In the open era of tennis, since 1969, only four champions have achieved arguably what is the most difficult task in tennis, winning both the French Open and the Wimbledon Championships in the same year.
Two of the four all time greats are Rod Laver (1969) and Bjorn Borg (1979,1980 and 1981). Thereafter in the next 35 years it has been done three times more by two Champions. They are Rafa Nadal (2008 and 2010) and Roger Federer (2009).
Earlier, in the non-open era, the feat was a bit more common. The champions who achieved it are Jean Borotra (1924), Rene Lacoste (1925), Jack Crawford (1933), Fred Perry (1935), Don Budge (1938), Budge Patty (1950), Tony Trabert (1955), Lew Hoad (1956), Rod Lever (1962, 1968).
It is interesting to note that French Open is the only tournament to be always played on clay. Earlier all the other three Grand Slams were also played on grass for a very long period. The Australian Open was played on grass till 1988 and then switched to hard courts.
The US Open too was played on grass till 1975 when for a brief period of three years it was played on clay and from 1978 it is played on hard courts. As an aside, a trivia mentioned here is that Jimmy Connors is the only player to win the US Open on all three surfaces.
The point being sought to be made here is that earlier the gladiators of the tennis world needed to practise for just two types of surfaces, namely clay and grass.
Hence after hard courts came into contention, from 1988 at the Australian Open and from 1978 at the US Open, players who aspired to be all court champions had to train for all three surfaces and each of the three had different challenges.
For instance, clay courts are the slowest among the three, with higher bounce and the speed and skid of the ball is reduced, thereby lowering the effectiveness of say someone like Pete Sampras.
On the other hand the grass courts are quicker, with variable bounce, the surface is more slippery and the ball moves faster with a lower bounce.

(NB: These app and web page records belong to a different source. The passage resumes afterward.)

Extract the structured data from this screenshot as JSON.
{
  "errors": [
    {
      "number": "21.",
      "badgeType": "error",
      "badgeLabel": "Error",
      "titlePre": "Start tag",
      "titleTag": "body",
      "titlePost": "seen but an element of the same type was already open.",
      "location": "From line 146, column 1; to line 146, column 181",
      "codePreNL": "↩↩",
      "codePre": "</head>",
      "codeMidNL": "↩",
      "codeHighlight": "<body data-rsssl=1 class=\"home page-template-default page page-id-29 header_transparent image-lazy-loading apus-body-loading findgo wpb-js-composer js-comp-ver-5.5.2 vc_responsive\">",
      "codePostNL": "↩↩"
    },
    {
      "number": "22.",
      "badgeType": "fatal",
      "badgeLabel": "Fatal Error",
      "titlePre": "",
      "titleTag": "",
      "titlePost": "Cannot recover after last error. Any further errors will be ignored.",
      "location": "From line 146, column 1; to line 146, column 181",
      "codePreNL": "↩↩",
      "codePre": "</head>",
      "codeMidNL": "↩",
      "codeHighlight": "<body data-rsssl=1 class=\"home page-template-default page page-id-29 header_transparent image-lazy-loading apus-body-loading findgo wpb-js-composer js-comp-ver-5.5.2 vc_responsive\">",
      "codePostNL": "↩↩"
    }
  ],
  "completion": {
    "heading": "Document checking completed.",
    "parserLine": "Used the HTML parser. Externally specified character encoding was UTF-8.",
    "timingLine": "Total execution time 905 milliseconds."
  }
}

Hence a serve and volley player can play better on a grass court as he can finish off the point at the net.
On the other hand, a serve and volley player is likely to be passed more easily at the net on a clay court as the receiver has that slight more time to choose which side of the court to pass him.
Hard courts are termed “democratic courts” as they are in between.
Currently the grass court season is just one month and while Wimbledon is the only Grand Slam on grass there are only a few other tournaments played on this surface.
Further, the gap between French Open and Wimbledon is small as well, giving the players little time to recover from one type of court and play in the other.
Consequently, all this makes the French Open-Wimbledon double one of the toughest feats in tennis. No wonder, after Borg achieved it thrice, this feat has been achieved only three more times, all three times by supermen. Rafa Nadal has done it twice and Roger Federer has done it once.
Interestingly, the 2 times Nadal did it, in 2008 and 2010, he had won the French Open without losing a set. This year he has once again won French Open without losing a set. Can he win Wimbledon as well? It is going to be very very tough but if anyone can do it, he can.
We will know soon.